Stonehenge, Avebury and Associated Sites was inscribed on the World Heritage Site List in 1986. It was one of the first seven sites to be nominated by the UK. Stonehenge and Avebury were nominated for their outstanding prehistoric monuments from the Neolithic and Bronze Age. They include Stonehenge (3000 – 1600BC), the most famous and sophisticated stone circle in the world, the immense henge and stone circle at Avebury and over 700 other monuments spanning around 2,000 years of history.
The Stonehenge and Avebury World Heritage Site is looked after and managed through a partnership of national organisations, the local authority, amenity groups, landowners, farmers and residents of the World Heritage Site.
Stonehenge, Avebury and Associated Sites is a UNESCO World Heritage Site located in Wiltshire, England. The WHS covers two large areas of land separated by nearly 30 miles (48 km), rather than a specific monument or building. The sites were inscribed as co-listings in 1986. Some of the large and well known monuments within the WHS are listed below, but the area also has an exceptionally high density of small-scale archaeological sites, particularly from the prehistoric period. More than 700 individual archaeological features have been identified. There are 160 separate Scheduled Monuments, covering 415 items or features.
The Stonehenge area of the WHS is located in south Wiltshire. It covers an area of 26 square km and is centred on the prehistoric monument of Stonehenge. Ownership is shared between English Heritage, the National Trust, the Ministry of Defence, the RSPB, Wiltshire Council, and private individuals and farmers.
The Avebury area of the WHS is located in northern Wiltshire. It covers an area of 22.5 square km and is centred on the prehistoric Avebury Henge.
The main museums are the Alexander Keiler Museum at Avebury, Salisbury Museum, and Wiltshire Museum in Devizes

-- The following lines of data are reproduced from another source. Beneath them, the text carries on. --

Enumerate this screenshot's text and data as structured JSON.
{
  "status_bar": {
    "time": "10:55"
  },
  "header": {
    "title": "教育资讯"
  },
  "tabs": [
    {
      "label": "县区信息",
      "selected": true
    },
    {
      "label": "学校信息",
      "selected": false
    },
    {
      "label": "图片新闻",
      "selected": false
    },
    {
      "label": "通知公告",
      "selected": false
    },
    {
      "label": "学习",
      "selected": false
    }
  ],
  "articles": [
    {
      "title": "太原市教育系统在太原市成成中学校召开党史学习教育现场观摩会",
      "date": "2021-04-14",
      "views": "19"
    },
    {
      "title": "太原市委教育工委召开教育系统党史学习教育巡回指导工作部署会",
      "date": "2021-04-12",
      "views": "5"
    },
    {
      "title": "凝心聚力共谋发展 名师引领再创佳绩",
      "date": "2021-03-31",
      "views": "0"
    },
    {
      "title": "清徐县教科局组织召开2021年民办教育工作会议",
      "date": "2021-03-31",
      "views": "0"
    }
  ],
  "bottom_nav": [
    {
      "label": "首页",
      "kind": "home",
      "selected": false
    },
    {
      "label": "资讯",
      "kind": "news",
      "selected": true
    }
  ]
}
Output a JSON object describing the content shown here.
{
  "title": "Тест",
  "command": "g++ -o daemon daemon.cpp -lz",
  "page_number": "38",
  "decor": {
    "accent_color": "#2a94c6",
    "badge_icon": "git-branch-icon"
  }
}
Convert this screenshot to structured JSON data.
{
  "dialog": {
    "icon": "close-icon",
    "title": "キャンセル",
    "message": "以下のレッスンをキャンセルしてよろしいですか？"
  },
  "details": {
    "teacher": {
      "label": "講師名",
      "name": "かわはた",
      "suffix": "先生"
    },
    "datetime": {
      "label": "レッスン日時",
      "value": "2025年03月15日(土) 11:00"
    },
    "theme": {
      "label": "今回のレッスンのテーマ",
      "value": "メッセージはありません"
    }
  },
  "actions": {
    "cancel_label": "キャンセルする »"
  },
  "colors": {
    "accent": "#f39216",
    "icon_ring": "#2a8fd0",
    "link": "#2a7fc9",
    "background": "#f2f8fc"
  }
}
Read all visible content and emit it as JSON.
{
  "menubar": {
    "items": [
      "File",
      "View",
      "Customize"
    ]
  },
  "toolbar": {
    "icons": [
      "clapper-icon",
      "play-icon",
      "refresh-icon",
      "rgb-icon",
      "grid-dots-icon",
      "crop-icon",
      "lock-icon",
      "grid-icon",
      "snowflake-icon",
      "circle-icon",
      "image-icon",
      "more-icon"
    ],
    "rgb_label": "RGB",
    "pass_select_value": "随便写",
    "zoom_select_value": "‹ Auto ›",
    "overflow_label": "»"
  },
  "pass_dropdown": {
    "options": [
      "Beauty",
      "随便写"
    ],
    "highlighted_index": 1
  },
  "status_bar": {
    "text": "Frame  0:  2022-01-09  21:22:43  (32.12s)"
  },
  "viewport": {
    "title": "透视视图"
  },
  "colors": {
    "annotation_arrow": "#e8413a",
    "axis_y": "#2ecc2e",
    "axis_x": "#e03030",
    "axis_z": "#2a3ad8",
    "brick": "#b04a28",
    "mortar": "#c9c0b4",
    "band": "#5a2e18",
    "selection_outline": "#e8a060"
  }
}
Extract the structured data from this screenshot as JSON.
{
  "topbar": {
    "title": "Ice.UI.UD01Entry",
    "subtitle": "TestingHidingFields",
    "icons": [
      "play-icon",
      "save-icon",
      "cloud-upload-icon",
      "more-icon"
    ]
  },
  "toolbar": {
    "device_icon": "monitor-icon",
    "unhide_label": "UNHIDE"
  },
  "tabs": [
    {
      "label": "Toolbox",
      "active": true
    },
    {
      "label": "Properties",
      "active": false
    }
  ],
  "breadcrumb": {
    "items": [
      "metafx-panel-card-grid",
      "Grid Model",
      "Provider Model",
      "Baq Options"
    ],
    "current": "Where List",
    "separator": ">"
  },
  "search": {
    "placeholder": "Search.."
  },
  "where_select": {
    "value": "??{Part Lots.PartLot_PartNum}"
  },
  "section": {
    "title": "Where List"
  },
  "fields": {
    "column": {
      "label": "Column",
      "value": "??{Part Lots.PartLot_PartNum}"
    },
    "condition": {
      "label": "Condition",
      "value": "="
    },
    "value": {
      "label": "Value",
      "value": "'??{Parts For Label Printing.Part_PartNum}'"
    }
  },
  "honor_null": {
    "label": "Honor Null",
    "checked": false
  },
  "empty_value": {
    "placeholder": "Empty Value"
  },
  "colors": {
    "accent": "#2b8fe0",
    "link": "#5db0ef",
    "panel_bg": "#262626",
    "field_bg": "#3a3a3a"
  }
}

Other museums with material from Stonehenge and Avebury include the British Museum, National Museum of Wales, Cambridge University Museum of Archaeology and Anthropology and the Ashmolean Museum. Other archives include the English Heritage Archive in Swindon, the Wiltshire and Swindon History Centre and the Bodleian Library.